Malaria is caused by the bite of the Anopheles mosquito which carries four types of protozoan parasites. When the mosquito bites someone, it injects some of these parasites into the person’s bloodstream where they eventually reach the person’s liver. There, they multiply rapidly and cause the disease that brings on severe chills and high fever that lasts up to 48 hours or more each time the disease recurs. Malaria is a virtual “life sentence” for those infected by it, and can recur annually for the rest of a person’s life. Due to it’s severity during an attack, the disease can cause a number of severe complications, including heart failure; and as a result, it is often fatal to small children and people who are physically weak – especially older people, and those inflicted with chronic and acute ailments, such as HIV/AIDS. The most dangerous times for being exposed to the mosquitoes carrying this disease is in the evening hours when the sun sets and the early morning hours before sun-rise.

More than 100 countries, containing 40% of the world’s population, have problems with this disease. The African Rift Valley, that long, often marshy section of Eastern Africa is a virtual incubator for the Anopheles mosquito, resulting in the inhabitants of countries such as Kenya, Tanzania, the Congo, Rwanda, Zambia, and Burundi being some of the most devastated by this disease.

UN World Health authorities estimate that an investment of around $2.2 billion will be enough to control the disease. Although there are a number of medications to treat the affects of the disease, including that age old remedy quinine, the best treatment is prevention which can be had by simply providing people at risk, especially children, with mosquito netting when they go to sleep at night. With the augmentation of a world Malaria awareness day, it is hoped that more attention will be given to helping to control a scourge that has attacked mankind for centuries.

The Story of Stuff

story of stuffFrom extraction through sale, use and disposal, all the “stuff” in our lives affects our world and our communities at home and abroad in ways that are sometimes hard to comprehend. Yet most of this is intentionally hidden from the public view.

The Story of Stuff is a 20-minute, fast-paced, fact-filled, behind-the-scenes look at the underside of our production and consumption patterns in today’s society. The Story of Stuff exposes the connections between a huge number of environmental, health, economic and social issues, and calls us together to create a more just and sustainable world.

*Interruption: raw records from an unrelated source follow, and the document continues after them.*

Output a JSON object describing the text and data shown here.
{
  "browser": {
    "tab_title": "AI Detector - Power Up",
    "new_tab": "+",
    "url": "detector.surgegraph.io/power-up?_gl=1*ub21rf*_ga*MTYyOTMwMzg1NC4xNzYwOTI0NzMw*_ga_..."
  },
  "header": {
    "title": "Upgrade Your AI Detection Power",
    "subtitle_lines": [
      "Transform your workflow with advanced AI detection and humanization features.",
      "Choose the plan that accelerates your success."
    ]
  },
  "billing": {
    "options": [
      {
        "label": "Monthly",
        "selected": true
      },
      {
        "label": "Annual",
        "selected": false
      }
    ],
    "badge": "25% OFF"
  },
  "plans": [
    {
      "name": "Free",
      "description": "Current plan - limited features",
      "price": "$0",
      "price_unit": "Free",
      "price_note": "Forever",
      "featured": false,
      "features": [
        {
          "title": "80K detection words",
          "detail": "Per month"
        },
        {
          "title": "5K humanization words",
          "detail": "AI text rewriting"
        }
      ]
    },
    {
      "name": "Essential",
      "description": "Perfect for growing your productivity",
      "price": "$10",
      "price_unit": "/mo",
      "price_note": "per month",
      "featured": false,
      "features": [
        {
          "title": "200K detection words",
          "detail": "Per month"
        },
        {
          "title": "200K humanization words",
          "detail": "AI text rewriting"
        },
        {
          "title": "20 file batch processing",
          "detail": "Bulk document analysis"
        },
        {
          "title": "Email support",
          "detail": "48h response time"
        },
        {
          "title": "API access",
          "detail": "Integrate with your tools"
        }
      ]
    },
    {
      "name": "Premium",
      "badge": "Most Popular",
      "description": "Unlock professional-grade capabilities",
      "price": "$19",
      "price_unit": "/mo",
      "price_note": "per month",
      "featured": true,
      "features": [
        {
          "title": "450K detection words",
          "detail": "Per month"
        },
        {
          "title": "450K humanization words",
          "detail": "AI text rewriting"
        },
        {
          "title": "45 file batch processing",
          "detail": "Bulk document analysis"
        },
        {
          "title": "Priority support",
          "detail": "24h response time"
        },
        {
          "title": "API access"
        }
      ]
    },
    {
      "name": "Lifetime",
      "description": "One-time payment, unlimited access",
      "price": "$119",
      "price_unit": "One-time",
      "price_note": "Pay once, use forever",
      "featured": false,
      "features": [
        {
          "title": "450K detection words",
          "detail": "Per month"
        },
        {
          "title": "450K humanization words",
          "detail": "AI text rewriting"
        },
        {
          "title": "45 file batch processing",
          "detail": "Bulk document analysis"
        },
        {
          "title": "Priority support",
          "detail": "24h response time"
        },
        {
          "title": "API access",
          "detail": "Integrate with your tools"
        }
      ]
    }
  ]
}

It’ll teach you something, it’ll make you laugh, it will raise your awareness and it just may change the way you look at all the “stuff” in your life forever.